The standard for withholding of deportation requires applicants to show a "clear probability" that they will face persecution in the country to which they will be deported. See Behzadpour v. United States, 946 F.2d 1351, 1354 (8th Cir.1991). This standard is more difficult to meet than the "well-founded fear" standard for asylum. See id. Because substantial evidence supports the denial of asylum, we also affirm the BIA's denial of withholding of deportation. See id.
For the foregoing reasons, the judgment of the Board of Immigration Appeals is affirmed.
The Honorable Andrew W. Bogue, United States District Judge for the District of South Dakota, sitting by designation
The Illegal Immigration Reform and Immigrant Responsibility Act of 1996 (IIRIRA), Pub.L. No. 104-208, 110 Stat. 3009 (Sept. 30, 1996), amended by Act of Oct. 11, 1996, Pub.L. No. 104-302, 110 Stat. 3656, repealed 8 U.S.C. § 1105a and replaced it with a new judicial review provision. See IIRIRA § 306. The new provision governs removal proceedings commenced after April 1, 1997. See IIRIRA § 309(a). Where, as here, deportation proceedings are commenced before IIRIRA's general effective date of April 1, 1997, and the final order of deportation or exclusion is entered more than thirty days after IIRIRA's September 30, 1996, date of enactment, 8 U.S.C. § 1105a, along with the addition of some transitional changes, continues to govern our consideration of this petition. See IIRIRA § 309(c)(1) & (4)

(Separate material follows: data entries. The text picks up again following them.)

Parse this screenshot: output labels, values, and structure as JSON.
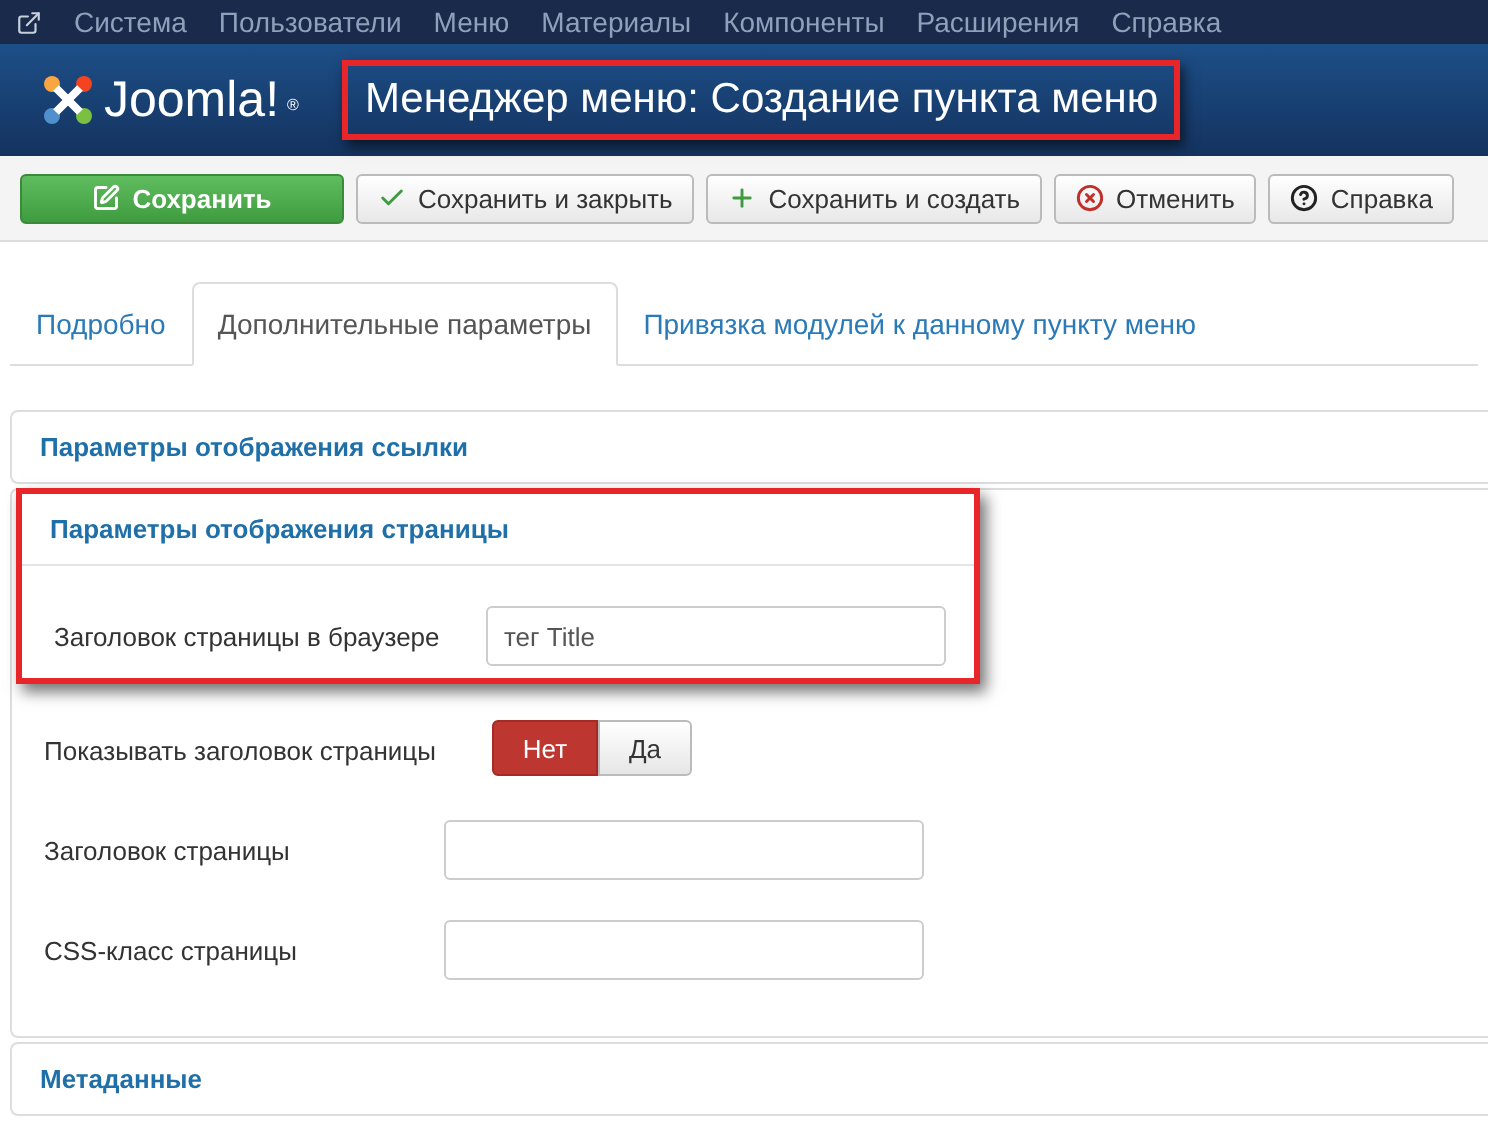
{
  "menu_bar": {
    "items": [
      "Система",
      "Пользователи",
      "Меню",
      "Материалы",
      "Компоненты",
      "Расширения",
      "Справка"
    ]
  },
  "header": {
    "logo": {
      "text": "Joomla!",
      "mark": "®"
    },
    "title": "Менеджер меню: Создание пункта меню",
    "highlighted": true
  },
  "toolbar": [
    {
      "label": "Сохранить",
      "kind": "save"
    },
    {
      "label": "Сохранить и закрыть",
      "kind": "close"
    },
    {
      "label": "Сохранить и создать",
      "kind": "create"
    },
    {
      "label": "Отменить",
      "kind": "cancel"
    },
    {
      "label": "Справка",
      "kind": "help"
    }
  ],
  "tabs": [
    {
      "label": "Подробно",
      "selected": false
    },
    {
      "label": "Дополнительные параметры",
      "selected": true
    },
    {
      "label": "Привязка модулей к данному пункту меню",
      "selected": false
    }
  ],
  "panels": [
    {
      "title": "Параметры отображения ссылки",
      "expanded": false
    },
    {
      "title": "Параметры отображения страницы",
      "expanded": true,
      "highlighted": true,
      "fields": [
        {
          "kind": "text",
          "label": "Заголовок страницы в браузере",
          "value": "тег Title"
        },
        {
          "kind": "toggle",
          "label": "Показывать заголовок страницы",
          "options": [
            {
              "label": "Нет",
              "selected": true
            },
            {
              "label": "Да",
              "selected": false
            }
          ]
        },
        {
          "kind": "text",
          "label": "Заголовок страницы"
        },
        {
          "kind": "text",
          "label": "CSS-класс страницы"
        }
      ]
    },
    {
      "title": "Метаданные",
      "expanded": false
    }
  ]
}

Because we find that there was substantial evidence to support the BIA's decision that Kratchmarov lacked a well-founded fear of future persecution, we decline to discuss the government's other arguments that: (1) Kratchmarov failed to establish persecution on account of political opinion or on account of membership in a social group; and (2) that his past mistreatment did not rise to the level of persecution
In assessing the country conditions in Bulgaria, we are limited to the evidence presented in the materials contained in the administrative record before us on appeal. See 8 U.S.C. § 1105a(a)(4); see also Pub.L. No. 104-208, 110 Stat. 3009-627, § 309(c)(4)(B)
Kratchmarov also argues that he should be granted "humanitarian asylum" on the basis of past persecution alone. Because the BIA was skeptical that the incidents alleged by Kratchmarov even constituted persecution, it did not address the question of humanitarian asylum. Humanitarian asylum is reserved for those cases in which the past persecution suffered has been particularly atrocious. See Cigaran, 159 F.3d at 357. Even if we were to assume that the actions taken against Kratchmarov amounted to persecution, an issue which we decline to analyze, we find that the incidents that Kratchmarov cites do not rise to the requisite level of atrocity for a grant of humanitarian asylum